Freedom’s varieties

April 5, 2012

Over the next eight days, we celebrate freedom. For some, the invocation "next year in Jerusalem" has a very real meaning. This will, for example, be the first Seder in five years that Gilad Shalit has been free to celebrate in his homeland.


Israelis fear protests at Globe Shakespeare festival

By Jennifer Lipman, October 6, 2011

The producer bringing an Israeli theatre company to perform for the first time at Shakespeare's Globe Theatre has described it as "a dream come true".

But Rut Tonn of the Habima Theatre also expressed concern that the production would be targeted by protesters.

Habima's version of The Merchant of Venice will be one of 37 plays staged in 37 different languages at the Globe next April as part


Trevor Leonard says that Shakespeare didn't write

By Candice Krieger, September 21, 2010

William Shakespeare was not the real writer of his works - it was Elizabeth I.

This is the belief of political poet Trevor Leonard, who will be appearing at Speaker's Corner in London next Sunday, October 3 at 1pm.


Richard Benn is translating Shakespeare's plays into Somali

By Candice Krieger, September 7, 2010

Know how to say "To be or not to be" in Somali? Teacher Richard Benn does. The 40-year-old, who is head of English at Silver-dale comprehensive school in Sheffield, has teamed
up with his colleagues - and pupils - to translate William Shakespeare's works into the Somali

They have founded the The Somali Shakespeare Company - a community-based group established to promote Somali-language theatre and culture. Around 16 per cent of students at Silverdale are Somali. Glasgow-born Mr Benn tells People: "My colleague was out for


The actress who's a real-life Hamlet

By Jessica Elgot, May 13, 2010

Brenda Adelman never had the typical Jewish Brooklyn family. Her mother was, she says, a "kooky and wild" bohemian photographer who dressed like Marilyn Monroe and smoked a pipe. Her father kept his 35-calibre handgun under his pillow when he slept, carried it with him wherever he went. Father and daughter bonded when he taught her how to shoot.

But her childhood was happy and the family was close-knit. "I was really close to both my parents. My mother was my best friend and I was daddy's little girl," says the 45-year-old New Yorker.


He wanted to be a rabbi, now he's playing King Lear

By Judi Herman, March 25, 2010

'I used to be a little bit disarmed when people said: 'Oh you're playing Lear - you're far too young.' But now I'm much more cavalier about it," declares Greg Hicks. "I'll give what I know about life and whatever abilities I have as an actor a whirl." Judging by the reviews he has had for his King Lear in the current Royal Shakespeare Company production in Stratford-upon-Avon, the strategy is paying dividends.

"Anyway, the part wasn't written for an old man," he continues. "It was written for a 38-year-old."

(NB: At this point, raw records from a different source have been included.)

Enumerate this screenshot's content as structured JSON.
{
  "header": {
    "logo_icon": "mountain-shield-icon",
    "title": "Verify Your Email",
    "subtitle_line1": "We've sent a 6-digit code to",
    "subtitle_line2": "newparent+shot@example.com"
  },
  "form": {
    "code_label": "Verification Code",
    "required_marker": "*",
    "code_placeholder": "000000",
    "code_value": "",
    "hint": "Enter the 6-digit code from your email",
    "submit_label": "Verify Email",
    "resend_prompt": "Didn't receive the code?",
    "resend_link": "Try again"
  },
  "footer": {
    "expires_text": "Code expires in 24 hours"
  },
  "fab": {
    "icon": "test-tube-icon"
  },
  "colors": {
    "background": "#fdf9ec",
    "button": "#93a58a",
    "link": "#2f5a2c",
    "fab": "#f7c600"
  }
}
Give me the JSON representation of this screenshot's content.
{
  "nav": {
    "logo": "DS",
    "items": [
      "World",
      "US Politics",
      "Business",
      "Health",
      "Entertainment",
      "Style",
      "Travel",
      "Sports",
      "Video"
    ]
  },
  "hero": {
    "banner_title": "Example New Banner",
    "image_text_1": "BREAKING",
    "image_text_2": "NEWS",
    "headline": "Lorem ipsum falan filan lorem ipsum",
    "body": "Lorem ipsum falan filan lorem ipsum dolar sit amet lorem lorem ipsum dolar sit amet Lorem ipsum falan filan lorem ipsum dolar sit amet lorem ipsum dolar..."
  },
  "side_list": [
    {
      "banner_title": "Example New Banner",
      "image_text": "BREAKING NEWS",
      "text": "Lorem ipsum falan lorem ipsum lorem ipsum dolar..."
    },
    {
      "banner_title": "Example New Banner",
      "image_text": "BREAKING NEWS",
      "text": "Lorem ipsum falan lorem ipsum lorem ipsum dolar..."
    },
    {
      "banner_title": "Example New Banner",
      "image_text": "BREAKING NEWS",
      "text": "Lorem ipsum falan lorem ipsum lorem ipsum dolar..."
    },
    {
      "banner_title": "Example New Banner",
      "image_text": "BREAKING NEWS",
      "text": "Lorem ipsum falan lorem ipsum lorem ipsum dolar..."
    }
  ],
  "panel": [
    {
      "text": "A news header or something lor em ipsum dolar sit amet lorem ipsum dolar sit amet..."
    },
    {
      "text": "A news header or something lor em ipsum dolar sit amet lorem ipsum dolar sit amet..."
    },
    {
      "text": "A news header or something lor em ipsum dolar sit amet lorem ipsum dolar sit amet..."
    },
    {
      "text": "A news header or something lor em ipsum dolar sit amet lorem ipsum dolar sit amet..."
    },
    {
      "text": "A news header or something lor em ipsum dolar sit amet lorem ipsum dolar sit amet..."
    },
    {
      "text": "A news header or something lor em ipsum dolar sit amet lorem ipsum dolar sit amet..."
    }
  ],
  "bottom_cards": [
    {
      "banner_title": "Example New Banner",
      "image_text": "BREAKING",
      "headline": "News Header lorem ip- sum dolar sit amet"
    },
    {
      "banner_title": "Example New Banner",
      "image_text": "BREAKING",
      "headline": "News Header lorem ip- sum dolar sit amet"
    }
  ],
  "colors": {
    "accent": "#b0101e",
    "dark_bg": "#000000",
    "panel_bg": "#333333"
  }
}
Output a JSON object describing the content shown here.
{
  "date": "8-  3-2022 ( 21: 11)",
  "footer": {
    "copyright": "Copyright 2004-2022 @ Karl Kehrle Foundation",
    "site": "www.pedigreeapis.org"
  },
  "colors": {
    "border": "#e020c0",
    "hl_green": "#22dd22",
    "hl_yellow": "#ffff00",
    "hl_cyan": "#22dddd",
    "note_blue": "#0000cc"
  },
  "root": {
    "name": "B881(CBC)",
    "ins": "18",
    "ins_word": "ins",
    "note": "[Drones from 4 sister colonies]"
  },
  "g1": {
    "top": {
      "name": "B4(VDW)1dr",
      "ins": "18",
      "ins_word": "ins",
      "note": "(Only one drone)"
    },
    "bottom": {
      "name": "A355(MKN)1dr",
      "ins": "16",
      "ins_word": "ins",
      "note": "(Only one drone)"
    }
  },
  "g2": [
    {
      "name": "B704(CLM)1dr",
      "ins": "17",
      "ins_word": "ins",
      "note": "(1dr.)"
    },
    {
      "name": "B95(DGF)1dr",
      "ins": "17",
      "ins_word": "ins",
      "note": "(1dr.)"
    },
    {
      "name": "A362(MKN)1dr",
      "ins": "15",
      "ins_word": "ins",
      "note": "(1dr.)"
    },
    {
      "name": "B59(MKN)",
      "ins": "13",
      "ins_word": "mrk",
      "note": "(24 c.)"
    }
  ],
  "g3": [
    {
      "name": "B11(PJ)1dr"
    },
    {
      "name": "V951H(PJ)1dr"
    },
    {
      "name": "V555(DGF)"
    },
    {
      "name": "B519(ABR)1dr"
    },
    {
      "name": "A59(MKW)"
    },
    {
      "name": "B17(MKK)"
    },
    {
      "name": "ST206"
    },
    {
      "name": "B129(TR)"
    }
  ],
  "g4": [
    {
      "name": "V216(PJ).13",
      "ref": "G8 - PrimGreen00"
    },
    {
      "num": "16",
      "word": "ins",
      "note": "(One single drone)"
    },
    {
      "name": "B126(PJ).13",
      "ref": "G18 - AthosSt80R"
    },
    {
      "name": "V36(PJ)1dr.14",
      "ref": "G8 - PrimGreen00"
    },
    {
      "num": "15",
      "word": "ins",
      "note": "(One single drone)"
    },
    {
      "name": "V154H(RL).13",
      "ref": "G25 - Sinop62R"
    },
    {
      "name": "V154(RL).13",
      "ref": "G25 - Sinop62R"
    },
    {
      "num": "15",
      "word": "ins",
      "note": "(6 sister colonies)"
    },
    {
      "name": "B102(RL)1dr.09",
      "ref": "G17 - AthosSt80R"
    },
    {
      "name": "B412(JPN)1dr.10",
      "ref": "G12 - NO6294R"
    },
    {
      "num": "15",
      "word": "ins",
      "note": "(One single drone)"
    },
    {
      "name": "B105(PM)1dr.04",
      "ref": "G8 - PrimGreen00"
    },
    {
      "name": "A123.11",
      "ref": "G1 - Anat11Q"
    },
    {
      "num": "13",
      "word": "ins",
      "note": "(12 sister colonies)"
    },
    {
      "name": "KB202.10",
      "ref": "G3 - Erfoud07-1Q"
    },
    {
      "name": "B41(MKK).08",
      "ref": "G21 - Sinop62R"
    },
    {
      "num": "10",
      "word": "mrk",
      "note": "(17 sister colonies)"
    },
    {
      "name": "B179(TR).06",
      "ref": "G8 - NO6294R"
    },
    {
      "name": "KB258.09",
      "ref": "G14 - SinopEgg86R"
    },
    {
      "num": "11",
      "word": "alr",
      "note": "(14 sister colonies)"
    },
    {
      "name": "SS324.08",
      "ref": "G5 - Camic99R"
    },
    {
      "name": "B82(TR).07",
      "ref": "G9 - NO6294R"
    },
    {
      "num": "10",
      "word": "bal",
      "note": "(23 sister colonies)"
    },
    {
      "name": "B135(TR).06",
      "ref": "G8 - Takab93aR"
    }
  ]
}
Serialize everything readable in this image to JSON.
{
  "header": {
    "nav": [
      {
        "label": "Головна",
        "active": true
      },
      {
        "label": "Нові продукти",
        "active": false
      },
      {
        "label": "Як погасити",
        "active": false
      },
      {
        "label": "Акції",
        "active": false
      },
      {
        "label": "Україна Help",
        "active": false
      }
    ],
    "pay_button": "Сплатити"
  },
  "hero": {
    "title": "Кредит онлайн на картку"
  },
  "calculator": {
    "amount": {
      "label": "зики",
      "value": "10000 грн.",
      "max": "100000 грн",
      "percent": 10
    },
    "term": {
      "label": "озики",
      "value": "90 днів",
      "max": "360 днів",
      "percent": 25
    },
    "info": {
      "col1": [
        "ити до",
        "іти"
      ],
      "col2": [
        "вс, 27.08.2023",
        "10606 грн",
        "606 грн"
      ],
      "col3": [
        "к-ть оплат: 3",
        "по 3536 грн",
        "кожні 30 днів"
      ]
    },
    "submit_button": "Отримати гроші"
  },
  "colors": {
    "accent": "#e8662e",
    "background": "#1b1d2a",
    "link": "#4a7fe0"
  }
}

Review: The Gods Weep

By John Nathan, March 25, 2010

What do you get if you cross King Lear with Richard III and throw in a fistful of Macbeth too? The answer is running at the Hampstead Theatre in the form of the Dennis Kelly's epic, the latest in the RSC's London Season. And while for much of this three-hour play you may suspect you would be better off watching Shakespeare's originals, the sheer drive of Maria Aberg's production, and the utter bravura of Jeremy Irons's central performance as the Lear-like Colm, keeps the doubts at bay.


Review: Measure For Measure

February 25, 2010

"Why Measure for Measure?" asked a colleague as we walked into the theatre. It seems I was not the only one wondering why the Almeida, a venue that generally concentrates on mostly modern British and international plays, had turned to Shakespeare.

It is not as if there is a lack of Shakespeare around. But by the time Michael Attenborough's production had reached the interval, no excuse was needed. The reason was obvious. It was clear that Attenborough must have been burning to direct this problem play.


Airing the closet-kosher music loved by the Tudors

By Rodney Greenberg, September 12, 2008

Although they were officially banned, Jewish musicians were top of the charts in Elizabethan England. Now a modern group is replaying their hits.


The Tudors are in the news these days. BBC2 is unfurling its lavish, 10-part drama about Henry VIII and his coterie of minions and lovers, while the Royal Mint is striking a £5 coin commemorating the 450th anniversary of the accession of Queen Elizabeth I.